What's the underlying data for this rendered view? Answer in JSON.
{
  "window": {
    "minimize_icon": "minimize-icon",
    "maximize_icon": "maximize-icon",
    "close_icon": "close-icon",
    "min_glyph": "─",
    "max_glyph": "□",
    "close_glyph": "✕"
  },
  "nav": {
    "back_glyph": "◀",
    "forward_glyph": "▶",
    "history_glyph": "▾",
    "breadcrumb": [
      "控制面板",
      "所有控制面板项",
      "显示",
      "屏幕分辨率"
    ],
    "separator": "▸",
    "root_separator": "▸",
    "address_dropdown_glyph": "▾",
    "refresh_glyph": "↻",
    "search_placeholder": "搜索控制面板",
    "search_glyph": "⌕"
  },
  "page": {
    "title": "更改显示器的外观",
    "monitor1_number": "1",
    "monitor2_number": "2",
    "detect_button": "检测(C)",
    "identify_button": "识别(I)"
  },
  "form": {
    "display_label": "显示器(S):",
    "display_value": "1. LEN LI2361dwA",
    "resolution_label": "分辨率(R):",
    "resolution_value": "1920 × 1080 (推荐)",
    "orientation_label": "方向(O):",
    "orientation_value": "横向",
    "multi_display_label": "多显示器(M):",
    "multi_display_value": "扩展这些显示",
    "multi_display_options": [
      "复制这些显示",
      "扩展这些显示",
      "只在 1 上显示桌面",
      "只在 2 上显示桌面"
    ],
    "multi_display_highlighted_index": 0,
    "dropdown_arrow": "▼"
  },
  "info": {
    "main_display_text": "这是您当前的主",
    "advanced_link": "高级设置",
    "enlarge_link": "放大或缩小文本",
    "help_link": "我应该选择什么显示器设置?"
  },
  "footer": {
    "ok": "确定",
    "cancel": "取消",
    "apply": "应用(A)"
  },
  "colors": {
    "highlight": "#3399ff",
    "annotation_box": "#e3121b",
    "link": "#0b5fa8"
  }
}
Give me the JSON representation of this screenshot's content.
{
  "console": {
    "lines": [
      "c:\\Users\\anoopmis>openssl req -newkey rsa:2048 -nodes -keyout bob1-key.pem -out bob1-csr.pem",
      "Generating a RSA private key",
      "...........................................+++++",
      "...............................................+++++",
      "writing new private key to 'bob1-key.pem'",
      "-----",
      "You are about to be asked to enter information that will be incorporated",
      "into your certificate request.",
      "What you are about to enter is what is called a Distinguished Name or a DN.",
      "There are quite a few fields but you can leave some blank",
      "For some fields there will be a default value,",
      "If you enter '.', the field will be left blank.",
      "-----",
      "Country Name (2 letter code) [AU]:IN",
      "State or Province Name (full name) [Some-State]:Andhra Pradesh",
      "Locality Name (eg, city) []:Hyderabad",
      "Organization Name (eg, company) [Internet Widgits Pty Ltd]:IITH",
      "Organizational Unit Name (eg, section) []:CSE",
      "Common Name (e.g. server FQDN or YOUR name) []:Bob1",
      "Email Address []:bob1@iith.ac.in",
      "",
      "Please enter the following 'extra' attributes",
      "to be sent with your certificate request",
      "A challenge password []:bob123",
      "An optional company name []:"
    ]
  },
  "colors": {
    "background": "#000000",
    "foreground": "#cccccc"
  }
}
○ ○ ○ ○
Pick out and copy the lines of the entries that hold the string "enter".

      "You are about to be asked to enter information that will be incorporated",
      "What you are about to enter is what is called a Distinguished Name or a DN.",
      "If you enter '.', the field will be left blank.",
      "Please enter the following 'extra' attributes",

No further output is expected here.